Source data:
*** Block opens ***

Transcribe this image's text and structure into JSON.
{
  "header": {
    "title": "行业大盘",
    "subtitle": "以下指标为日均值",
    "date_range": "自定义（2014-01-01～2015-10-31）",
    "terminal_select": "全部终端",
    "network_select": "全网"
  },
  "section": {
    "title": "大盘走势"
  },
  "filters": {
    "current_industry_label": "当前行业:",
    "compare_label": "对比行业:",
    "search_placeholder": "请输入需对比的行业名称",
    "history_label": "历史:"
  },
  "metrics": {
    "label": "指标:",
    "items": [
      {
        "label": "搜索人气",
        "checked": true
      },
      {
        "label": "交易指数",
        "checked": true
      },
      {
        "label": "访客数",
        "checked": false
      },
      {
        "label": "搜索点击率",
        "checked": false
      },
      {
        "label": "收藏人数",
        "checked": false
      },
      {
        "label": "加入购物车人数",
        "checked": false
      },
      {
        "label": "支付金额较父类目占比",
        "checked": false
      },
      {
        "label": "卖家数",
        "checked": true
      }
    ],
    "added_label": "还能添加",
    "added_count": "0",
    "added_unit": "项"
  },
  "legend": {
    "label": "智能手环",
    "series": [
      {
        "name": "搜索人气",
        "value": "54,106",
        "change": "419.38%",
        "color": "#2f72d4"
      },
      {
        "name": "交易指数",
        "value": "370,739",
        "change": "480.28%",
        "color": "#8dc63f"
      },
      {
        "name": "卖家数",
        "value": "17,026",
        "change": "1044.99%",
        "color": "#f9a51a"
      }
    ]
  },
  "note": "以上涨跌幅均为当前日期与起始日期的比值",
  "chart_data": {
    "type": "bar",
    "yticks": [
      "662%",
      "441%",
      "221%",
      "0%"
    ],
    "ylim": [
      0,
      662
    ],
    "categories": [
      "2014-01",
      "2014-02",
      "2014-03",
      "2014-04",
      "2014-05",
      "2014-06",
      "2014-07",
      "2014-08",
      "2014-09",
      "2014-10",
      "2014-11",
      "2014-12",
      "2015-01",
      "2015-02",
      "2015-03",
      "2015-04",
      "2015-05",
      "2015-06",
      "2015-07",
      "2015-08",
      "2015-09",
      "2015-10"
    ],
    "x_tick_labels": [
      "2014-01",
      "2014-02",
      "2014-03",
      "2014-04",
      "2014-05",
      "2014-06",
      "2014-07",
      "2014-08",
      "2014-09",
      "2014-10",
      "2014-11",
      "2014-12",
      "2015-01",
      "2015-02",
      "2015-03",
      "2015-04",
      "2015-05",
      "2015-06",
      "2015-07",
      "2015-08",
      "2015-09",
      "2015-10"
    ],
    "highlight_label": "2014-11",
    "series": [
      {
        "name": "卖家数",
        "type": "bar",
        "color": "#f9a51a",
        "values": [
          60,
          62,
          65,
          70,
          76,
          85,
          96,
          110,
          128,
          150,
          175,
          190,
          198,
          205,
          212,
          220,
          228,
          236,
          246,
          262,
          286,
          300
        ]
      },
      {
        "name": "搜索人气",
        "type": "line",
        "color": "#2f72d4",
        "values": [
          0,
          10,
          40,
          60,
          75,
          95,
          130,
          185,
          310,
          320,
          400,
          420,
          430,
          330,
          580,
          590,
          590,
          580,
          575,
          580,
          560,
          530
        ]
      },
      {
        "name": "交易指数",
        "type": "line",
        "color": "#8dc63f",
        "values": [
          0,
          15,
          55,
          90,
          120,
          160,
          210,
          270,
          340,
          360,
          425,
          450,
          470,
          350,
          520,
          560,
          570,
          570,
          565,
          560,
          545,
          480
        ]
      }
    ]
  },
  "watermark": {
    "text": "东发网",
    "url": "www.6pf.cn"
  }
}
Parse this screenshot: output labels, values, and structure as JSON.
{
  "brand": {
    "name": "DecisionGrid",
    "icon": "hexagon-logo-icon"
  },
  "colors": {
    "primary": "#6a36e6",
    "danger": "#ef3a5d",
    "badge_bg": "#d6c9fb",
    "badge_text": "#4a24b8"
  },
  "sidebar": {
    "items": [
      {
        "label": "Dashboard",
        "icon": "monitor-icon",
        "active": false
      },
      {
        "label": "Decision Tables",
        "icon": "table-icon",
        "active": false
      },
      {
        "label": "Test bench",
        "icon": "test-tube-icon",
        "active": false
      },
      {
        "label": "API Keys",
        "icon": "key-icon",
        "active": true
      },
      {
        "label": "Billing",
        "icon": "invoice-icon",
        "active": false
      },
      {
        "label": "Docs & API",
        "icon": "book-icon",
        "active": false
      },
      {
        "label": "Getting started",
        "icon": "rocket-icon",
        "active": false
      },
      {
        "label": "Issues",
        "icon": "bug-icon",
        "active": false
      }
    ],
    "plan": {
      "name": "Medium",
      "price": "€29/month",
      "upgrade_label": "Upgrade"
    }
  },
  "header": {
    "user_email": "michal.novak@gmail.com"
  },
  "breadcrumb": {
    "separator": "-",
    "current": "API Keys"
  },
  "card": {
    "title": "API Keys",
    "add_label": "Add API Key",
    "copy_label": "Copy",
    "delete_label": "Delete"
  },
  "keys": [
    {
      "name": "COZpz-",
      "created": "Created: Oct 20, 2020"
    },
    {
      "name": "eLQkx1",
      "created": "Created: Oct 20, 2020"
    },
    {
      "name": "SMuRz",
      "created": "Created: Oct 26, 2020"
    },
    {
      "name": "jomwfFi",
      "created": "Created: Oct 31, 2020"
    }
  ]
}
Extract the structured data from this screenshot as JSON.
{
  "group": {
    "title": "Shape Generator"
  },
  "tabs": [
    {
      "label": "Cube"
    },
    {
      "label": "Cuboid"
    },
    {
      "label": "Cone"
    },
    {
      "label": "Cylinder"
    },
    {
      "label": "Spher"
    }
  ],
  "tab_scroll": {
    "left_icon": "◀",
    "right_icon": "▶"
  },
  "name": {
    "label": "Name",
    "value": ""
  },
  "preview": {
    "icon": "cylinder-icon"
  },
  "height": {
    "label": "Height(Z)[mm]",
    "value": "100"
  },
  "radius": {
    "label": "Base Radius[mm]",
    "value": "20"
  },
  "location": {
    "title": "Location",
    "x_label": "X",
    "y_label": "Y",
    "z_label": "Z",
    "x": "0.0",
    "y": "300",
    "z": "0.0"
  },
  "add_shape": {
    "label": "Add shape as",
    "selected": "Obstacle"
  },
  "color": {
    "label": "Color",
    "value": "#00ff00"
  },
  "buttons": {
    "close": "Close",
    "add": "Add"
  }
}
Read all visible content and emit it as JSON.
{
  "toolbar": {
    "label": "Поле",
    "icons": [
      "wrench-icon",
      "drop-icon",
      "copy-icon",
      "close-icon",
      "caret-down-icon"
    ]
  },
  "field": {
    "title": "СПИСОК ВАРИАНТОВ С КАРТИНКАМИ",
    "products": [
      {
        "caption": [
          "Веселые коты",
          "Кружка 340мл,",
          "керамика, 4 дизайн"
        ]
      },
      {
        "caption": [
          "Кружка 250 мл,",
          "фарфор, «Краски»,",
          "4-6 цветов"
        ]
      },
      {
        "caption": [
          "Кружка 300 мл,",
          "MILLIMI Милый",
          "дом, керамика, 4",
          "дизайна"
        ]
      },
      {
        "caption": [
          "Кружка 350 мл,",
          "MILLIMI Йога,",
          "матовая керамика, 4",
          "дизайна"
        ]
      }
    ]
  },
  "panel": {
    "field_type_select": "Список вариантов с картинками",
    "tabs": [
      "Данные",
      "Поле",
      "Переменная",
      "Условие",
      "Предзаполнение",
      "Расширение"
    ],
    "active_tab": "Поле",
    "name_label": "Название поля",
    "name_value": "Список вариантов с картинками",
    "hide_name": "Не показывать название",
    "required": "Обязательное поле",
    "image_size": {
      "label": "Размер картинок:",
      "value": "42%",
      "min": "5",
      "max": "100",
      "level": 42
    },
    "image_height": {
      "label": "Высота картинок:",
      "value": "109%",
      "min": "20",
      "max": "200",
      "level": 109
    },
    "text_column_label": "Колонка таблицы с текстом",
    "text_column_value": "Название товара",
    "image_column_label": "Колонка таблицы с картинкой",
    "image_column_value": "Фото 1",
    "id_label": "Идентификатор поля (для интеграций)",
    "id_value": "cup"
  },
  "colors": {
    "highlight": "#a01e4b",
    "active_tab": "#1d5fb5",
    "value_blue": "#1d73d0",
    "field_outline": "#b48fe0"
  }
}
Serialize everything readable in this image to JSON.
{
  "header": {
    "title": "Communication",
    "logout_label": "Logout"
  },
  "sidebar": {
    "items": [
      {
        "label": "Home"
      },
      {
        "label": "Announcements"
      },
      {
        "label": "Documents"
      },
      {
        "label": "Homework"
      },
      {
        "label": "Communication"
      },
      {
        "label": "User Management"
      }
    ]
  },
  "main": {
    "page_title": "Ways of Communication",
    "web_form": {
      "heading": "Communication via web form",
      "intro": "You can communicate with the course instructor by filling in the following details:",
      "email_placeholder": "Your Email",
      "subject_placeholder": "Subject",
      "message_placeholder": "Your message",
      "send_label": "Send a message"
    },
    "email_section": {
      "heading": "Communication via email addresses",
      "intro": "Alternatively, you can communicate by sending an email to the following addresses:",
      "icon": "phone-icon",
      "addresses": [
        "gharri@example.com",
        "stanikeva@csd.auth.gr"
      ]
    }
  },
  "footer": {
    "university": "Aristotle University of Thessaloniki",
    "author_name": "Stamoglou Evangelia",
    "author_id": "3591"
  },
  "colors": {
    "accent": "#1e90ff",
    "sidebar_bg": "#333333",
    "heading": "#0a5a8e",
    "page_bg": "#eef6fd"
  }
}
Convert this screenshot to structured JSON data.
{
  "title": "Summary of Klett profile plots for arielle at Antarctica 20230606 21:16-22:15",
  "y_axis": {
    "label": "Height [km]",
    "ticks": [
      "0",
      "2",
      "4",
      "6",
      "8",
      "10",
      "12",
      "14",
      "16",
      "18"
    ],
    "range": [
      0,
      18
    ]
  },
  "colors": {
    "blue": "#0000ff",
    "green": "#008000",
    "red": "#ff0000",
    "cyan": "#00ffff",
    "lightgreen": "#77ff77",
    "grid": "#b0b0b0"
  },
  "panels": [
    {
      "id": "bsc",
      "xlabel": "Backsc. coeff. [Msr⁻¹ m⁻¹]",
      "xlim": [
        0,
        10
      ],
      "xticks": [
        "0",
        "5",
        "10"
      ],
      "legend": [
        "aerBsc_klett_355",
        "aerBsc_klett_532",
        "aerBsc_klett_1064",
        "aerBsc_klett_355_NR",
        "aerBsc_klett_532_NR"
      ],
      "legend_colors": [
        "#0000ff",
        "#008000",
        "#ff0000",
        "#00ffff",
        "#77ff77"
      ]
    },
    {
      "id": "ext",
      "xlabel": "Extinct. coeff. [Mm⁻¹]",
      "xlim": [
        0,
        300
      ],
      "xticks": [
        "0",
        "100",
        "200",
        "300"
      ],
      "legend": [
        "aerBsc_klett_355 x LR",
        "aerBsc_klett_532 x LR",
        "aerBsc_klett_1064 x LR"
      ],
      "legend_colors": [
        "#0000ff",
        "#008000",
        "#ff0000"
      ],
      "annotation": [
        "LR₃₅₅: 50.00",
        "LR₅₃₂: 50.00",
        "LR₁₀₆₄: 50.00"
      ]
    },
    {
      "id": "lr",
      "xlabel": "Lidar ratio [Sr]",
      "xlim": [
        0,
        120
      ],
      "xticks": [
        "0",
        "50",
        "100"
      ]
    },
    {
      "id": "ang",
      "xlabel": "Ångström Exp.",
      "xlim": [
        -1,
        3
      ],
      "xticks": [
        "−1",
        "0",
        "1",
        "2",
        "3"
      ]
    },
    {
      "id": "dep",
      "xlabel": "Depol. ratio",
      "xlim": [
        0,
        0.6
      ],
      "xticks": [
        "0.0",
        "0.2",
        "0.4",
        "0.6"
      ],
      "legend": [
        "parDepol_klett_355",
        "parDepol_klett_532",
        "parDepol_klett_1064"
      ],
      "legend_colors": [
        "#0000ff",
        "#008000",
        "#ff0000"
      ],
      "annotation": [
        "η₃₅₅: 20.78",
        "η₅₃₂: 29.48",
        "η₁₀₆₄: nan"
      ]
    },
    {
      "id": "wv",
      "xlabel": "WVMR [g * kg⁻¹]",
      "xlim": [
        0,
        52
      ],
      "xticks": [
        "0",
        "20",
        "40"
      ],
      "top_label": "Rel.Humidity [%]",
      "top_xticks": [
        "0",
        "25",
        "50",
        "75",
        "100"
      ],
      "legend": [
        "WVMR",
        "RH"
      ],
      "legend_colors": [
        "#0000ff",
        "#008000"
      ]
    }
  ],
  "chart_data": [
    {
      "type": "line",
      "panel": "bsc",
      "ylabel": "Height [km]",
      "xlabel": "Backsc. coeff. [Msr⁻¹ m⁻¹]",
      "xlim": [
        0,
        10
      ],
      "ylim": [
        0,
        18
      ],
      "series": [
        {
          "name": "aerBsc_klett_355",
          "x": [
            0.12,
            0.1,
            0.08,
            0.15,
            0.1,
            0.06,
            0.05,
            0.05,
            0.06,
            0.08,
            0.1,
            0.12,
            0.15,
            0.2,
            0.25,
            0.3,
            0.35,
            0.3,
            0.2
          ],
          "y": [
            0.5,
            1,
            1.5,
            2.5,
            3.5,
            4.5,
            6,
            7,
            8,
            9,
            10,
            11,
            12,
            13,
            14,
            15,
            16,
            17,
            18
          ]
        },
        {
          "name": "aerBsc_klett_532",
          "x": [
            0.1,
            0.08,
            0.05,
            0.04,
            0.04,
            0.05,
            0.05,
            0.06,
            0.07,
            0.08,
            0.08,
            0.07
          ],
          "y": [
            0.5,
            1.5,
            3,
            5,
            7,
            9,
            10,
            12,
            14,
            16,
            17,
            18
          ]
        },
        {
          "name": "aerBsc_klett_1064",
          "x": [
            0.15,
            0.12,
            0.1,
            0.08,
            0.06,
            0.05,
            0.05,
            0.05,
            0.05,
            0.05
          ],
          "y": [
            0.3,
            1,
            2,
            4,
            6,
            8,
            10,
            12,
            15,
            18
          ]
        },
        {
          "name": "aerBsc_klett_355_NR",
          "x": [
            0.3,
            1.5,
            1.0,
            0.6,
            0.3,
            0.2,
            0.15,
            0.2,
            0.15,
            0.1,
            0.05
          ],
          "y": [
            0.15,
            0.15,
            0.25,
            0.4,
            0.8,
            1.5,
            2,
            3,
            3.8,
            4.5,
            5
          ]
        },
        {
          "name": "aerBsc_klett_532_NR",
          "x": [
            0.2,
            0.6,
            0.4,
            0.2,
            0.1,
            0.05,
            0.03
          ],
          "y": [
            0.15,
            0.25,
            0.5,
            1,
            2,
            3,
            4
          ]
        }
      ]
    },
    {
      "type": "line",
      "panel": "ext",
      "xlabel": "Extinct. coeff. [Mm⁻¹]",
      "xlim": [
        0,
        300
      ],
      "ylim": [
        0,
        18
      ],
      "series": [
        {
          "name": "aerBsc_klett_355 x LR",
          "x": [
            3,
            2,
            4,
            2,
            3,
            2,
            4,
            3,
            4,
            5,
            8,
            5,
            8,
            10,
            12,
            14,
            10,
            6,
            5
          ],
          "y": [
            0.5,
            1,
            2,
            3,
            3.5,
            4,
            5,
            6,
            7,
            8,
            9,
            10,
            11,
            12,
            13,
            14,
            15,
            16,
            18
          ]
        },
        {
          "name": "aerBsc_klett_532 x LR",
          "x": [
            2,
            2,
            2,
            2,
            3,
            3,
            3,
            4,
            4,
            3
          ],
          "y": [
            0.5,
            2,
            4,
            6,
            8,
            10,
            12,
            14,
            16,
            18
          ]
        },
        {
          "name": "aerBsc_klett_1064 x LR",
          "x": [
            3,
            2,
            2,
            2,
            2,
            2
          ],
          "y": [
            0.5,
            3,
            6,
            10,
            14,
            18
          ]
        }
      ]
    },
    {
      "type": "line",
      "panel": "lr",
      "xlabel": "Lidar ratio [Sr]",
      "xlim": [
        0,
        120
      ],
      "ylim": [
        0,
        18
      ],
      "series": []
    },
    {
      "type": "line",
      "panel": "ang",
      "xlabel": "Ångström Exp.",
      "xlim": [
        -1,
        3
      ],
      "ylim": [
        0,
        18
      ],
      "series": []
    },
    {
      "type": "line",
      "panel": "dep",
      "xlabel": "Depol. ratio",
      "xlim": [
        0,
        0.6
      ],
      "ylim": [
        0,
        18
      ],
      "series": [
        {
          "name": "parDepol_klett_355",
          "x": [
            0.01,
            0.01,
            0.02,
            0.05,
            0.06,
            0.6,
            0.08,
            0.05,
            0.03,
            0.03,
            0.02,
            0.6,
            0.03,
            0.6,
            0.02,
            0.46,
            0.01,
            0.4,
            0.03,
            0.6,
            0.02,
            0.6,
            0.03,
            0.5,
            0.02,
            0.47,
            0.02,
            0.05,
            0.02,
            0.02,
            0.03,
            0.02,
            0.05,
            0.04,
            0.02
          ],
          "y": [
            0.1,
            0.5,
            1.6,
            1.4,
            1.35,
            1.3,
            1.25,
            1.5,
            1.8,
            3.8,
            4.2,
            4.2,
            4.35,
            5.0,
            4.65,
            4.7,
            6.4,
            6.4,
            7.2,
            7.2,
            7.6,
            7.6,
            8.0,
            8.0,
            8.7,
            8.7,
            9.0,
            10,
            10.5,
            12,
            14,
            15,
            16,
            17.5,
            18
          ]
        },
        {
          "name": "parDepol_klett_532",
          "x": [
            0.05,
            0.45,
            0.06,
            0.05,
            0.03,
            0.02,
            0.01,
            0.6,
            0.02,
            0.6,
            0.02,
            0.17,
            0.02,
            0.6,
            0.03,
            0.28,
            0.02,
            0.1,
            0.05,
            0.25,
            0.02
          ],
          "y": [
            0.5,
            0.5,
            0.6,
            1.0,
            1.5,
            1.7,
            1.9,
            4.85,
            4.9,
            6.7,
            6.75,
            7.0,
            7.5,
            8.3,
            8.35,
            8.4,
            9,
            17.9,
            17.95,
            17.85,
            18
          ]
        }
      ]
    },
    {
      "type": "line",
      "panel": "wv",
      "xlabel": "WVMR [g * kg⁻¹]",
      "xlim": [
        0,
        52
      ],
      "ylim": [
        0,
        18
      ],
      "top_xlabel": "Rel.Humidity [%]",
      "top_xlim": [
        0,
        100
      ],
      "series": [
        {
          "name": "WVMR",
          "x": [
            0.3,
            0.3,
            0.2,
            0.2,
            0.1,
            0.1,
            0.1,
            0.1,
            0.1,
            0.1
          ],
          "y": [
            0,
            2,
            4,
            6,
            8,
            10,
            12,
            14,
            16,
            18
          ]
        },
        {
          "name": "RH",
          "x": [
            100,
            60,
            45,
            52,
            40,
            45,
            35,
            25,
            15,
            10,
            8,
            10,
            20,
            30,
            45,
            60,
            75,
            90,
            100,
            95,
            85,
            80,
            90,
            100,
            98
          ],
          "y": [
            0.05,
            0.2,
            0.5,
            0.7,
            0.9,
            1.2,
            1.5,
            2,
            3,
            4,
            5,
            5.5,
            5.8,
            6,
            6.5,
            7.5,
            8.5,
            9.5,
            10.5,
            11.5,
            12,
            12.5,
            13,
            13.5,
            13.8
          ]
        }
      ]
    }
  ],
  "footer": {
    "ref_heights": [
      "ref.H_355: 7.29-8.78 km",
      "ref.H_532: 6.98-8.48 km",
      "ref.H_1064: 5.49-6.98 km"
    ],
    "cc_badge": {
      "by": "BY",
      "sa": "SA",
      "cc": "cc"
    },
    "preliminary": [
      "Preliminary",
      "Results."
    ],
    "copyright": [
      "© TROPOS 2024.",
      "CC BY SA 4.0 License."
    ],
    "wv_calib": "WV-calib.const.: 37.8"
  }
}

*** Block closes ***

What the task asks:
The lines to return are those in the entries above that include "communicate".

Answer space:
      "intro": "You can communicate with the course instructor by filling in the following details:",
      "intro": "Alternatively, you can communicate by sending an email to the following addresses:",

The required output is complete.